You can’t just look at pictures of these places. The magic of these holy places is actually being there: the grounds, surrounding landscape, resourcefulness, vision, will, and perseverance all coming together for creation—art springing forth from nothing. You can see the hand in the work and imagine yourself making it. This art is untrained. This art says that anyone can make art. 

The way the work was made is what makes it special and also endangered. Folk art sites are wild and subject to the elements. After their creators die, they must be maintained or they fall by the wayside. 

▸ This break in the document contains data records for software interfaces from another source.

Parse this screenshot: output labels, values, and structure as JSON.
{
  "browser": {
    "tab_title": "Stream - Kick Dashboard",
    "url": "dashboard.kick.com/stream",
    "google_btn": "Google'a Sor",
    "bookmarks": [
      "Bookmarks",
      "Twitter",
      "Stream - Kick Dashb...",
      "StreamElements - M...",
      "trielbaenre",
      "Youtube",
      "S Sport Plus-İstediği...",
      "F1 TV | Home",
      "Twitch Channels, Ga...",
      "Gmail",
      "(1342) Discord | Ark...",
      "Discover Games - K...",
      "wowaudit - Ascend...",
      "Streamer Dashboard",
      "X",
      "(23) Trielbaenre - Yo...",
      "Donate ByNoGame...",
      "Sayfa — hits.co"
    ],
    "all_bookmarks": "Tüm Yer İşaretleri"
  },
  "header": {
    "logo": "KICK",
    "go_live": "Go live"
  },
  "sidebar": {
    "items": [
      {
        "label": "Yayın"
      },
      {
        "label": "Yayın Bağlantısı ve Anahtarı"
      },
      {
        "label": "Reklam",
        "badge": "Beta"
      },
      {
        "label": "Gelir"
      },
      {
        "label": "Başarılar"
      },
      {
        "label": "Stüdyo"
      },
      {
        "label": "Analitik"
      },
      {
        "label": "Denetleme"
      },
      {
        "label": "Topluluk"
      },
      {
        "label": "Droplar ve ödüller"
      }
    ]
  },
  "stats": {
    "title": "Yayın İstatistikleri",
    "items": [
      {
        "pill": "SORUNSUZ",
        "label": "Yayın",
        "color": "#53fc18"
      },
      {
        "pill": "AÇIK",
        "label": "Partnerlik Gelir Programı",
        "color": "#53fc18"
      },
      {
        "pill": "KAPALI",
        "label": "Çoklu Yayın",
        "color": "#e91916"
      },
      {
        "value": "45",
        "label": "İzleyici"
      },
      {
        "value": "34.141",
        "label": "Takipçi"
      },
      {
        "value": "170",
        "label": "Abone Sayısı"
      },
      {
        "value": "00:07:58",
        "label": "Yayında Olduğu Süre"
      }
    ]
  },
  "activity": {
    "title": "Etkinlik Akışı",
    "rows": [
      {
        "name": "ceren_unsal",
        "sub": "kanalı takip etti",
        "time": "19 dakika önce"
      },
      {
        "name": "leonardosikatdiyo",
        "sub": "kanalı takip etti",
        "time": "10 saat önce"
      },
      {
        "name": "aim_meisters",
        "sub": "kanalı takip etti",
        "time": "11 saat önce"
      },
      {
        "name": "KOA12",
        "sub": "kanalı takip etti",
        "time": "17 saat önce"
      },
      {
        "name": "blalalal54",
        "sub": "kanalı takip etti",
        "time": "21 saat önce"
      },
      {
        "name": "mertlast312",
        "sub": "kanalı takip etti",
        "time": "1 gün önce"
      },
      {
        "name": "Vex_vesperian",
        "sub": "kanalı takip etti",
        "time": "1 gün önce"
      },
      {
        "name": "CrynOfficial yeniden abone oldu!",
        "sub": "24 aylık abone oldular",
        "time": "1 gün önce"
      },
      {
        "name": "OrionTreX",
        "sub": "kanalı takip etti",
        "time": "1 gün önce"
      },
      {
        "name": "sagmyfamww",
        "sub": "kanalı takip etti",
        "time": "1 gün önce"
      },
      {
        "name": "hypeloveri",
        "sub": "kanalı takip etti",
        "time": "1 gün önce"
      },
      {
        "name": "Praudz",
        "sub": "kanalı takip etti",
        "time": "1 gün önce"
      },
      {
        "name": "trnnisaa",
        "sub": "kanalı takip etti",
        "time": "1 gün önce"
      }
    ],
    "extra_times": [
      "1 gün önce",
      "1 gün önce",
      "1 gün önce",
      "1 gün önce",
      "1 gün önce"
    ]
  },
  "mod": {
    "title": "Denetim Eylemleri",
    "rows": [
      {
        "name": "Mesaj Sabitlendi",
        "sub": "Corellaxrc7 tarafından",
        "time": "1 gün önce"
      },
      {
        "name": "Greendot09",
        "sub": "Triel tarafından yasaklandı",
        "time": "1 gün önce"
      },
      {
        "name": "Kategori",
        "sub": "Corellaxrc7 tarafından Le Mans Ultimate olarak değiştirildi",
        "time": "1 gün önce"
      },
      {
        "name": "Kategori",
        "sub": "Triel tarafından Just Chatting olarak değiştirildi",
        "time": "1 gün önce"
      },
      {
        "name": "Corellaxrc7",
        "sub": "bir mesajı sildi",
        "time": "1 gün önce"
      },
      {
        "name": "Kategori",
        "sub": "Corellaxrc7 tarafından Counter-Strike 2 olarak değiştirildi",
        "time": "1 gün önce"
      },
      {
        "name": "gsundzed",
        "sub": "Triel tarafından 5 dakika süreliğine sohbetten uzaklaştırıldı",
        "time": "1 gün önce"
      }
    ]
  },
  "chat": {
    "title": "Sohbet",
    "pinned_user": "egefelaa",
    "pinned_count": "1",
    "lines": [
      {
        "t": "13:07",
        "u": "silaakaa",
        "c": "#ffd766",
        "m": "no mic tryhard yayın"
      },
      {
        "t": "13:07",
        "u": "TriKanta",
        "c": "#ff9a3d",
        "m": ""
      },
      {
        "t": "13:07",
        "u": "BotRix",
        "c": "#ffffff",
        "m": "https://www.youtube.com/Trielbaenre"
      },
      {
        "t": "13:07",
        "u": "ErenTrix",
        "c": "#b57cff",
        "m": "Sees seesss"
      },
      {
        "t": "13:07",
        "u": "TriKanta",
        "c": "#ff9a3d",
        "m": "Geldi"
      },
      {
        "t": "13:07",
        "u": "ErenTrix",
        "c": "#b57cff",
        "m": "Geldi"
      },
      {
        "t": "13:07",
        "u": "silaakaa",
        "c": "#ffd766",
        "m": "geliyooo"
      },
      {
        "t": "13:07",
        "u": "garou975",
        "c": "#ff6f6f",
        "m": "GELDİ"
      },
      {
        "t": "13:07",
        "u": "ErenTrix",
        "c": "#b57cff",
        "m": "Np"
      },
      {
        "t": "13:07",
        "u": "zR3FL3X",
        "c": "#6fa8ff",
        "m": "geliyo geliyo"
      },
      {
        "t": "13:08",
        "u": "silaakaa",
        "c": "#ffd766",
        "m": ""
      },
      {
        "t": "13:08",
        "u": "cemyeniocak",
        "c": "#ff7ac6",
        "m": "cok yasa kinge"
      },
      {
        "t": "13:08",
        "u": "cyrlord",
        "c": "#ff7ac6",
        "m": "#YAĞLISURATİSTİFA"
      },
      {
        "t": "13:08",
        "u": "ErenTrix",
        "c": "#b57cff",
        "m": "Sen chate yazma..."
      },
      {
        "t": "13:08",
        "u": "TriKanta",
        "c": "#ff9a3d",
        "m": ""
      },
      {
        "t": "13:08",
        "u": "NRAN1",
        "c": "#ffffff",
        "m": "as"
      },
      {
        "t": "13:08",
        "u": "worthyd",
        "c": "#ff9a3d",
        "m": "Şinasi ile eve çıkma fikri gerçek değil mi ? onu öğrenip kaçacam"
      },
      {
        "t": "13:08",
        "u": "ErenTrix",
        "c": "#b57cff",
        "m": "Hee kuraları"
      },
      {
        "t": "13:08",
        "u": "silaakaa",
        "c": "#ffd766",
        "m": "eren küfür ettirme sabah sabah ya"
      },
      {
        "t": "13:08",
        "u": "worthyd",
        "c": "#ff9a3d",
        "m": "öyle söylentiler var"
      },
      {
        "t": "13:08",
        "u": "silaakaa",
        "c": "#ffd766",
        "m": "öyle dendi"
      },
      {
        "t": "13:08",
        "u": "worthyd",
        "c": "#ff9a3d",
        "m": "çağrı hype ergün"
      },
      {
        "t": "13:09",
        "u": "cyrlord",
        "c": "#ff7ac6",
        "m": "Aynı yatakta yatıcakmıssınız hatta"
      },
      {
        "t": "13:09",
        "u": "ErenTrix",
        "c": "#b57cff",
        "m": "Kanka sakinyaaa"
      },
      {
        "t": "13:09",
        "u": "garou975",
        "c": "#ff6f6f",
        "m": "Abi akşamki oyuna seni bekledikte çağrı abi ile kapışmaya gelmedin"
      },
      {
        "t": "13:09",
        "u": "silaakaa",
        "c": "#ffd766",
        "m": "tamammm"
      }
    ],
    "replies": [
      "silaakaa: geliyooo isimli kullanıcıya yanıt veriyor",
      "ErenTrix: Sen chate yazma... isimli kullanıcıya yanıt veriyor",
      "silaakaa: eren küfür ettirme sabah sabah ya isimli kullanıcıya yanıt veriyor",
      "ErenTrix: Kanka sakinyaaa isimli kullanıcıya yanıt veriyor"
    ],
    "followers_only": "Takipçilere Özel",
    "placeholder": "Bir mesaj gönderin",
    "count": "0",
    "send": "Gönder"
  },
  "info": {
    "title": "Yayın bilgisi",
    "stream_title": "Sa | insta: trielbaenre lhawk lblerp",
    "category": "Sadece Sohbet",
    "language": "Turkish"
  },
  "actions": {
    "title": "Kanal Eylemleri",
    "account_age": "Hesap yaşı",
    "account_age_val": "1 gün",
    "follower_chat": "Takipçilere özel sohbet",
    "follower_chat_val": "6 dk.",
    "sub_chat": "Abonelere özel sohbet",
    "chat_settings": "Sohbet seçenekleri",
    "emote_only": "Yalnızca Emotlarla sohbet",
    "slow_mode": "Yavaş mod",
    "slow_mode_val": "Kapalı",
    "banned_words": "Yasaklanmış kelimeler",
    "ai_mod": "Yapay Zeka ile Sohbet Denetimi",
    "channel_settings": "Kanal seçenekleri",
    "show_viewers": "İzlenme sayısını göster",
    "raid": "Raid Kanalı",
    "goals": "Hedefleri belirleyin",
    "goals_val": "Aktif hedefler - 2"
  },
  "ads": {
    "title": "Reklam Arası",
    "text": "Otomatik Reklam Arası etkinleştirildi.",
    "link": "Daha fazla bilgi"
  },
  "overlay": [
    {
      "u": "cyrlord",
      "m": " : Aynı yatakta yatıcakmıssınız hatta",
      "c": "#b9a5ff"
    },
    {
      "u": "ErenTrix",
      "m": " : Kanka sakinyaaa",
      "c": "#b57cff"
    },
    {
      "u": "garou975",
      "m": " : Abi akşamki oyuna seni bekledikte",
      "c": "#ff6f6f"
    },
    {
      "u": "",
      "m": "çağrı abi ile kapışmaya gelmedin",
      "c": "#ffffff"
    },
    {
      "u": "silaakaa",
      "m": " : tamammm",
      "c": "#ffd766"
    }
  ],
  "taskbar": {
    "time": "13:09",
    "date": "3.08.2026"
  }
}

Each site we visited was a singular artistic vision come to life, often representing a lifetime of work and self-appointed purpose outside of social norms and capitalism. Sometimes there was help from family, but most of the sites we visited were built in solitude over many, many years in spaces that were also the artists’ home. They lived their art and did things their own way. I believe each artist who created the places we visited envisioned an audience, but the drive to create the work was independent of outside validation. Maybe what makes them the most endangered is living in a world needing constant instant validation. 

These spaces were made to broadcast messages to the world, at times channeling messages directly from the heavens, or as a humble reminder to “look at your trash,” which is a divine message indeed. 

Like our friend Silvio said, “There is…much more than materialismo.” 

Some other folk art sites we’ve visited: 

Philadelphia’s Magic Gardens // Philadelphia, PA

Porter Sculpture Park  // Montrose, SD

Dr. Evermor’s Forevertron  // Sumpter, WI

Prairie Moon // Fountain City, WI

James Tellen Woodland 

Sculpture Garden  // Sheboygan, WI

Thunder Mountain Monument // Imlay, NV

S.P. Dinsmoor’s Garden of Eden // Lucas, KS

Wonder View Tower // Genoa, CO (under repair)

Nola Tree House // New Orleans, LA (gone)

See and learn about more folk art // John Michael, Kohler Arts Center // Sheboygan, WI // jmkac.org